N E W S R E L E A S E
Sept. 20, 2012
FOR IMMEDIATE RELEASE
Veda McMullen, Communications Specialist
County facilities receive top honors from Virginia Recreation and Park Society
Two James City County projects received top honors from the Virginia Recreation and Park Society. The Freedom Park Interpretive Center was named Best New Facility/Bricks and Mortar and the Jamestown Beach Park Shoreline Restoration initiative won for Best New Renovation/Addition for Parks, Playgrounds, Blueways or Trails. The projects won in their respective categories for populations of 50,000-100,000. The awards were recently presented during the 58th Annual VRPS Conference held in Wintergreen.
Freedom Park’s Interpretive Center opened in November 2011 and offers visitors a look at three significant periods of American history between 1680 and the 1850’s. The Center features exhibits of artifacts recovered at the park, an interactive kiosk highlighting the parks history and wildlife, and serves as a programming outlet for park partners who provide community recreational opportunities, environmental education and historical interpretations. Center amenities include indoor community meeting space with a kitchen and fireplace, an outdoor patio/grilling area, an outdoor bike wash and a variety of environmentally green features. The Interpretive Center compliments other Greater Williamsburg historical destinations and serves as the only representative example of history during this period for African Americans. Since the opening of the Interpretive Center in 2011, overall park attendance at Freedom has grown by 40 percent.

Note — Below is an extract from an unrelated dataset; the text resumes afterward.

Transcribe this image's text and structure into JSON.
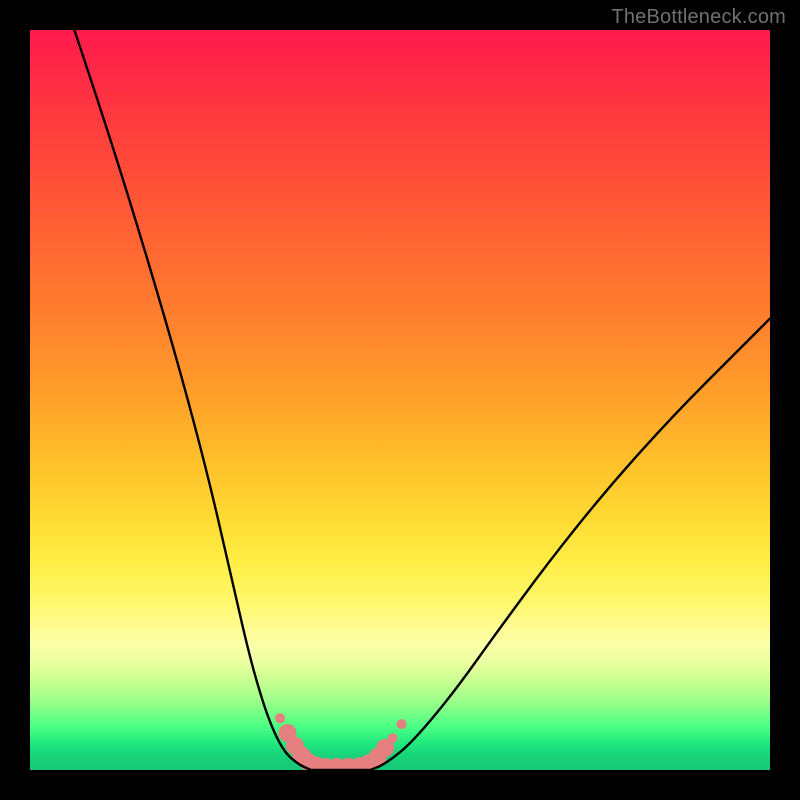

Jamestown Beach Park was recognized as an outstanding example of partnerships in securing funding and using in-house expertise while maintaining a reputation for building quality facilities. The Park is a popular attraction for locals and tourists; however, over the years the shoreline had been adversely impacted by wave attack and major storm events. To address the problem, a team of James City County staff developed the design for a Living Shoreline Stabilization Plan. Additional collaboration with the National Oceanic and Atmospheric Administration and the Chesapeake Bay Trust assisted in the final design and resulted in the award of $100,000 in grant funds. The successful completion of the project helped to protect, preserve and improve one of the few public beaches in James City County. Park attendance has increased more than 200 percent since the completion of the beach improvements and offers habitat for shoreline animals and provides an attractive, natural appearance to the living shoreline treatment.
VRPS is a private, non-profit professional organization designed to unite all parks and recreation professionals from across the State for learning, networking and support. Highlighting each annual conference is a formal presentation of awards. Awards were given in 14 different categories and 110 applications were received. Winners were judged by a jury of their peers for demonstrated excellence in their entry areas. For more information on the Society, call 804-730-9447 or visit vrps.com.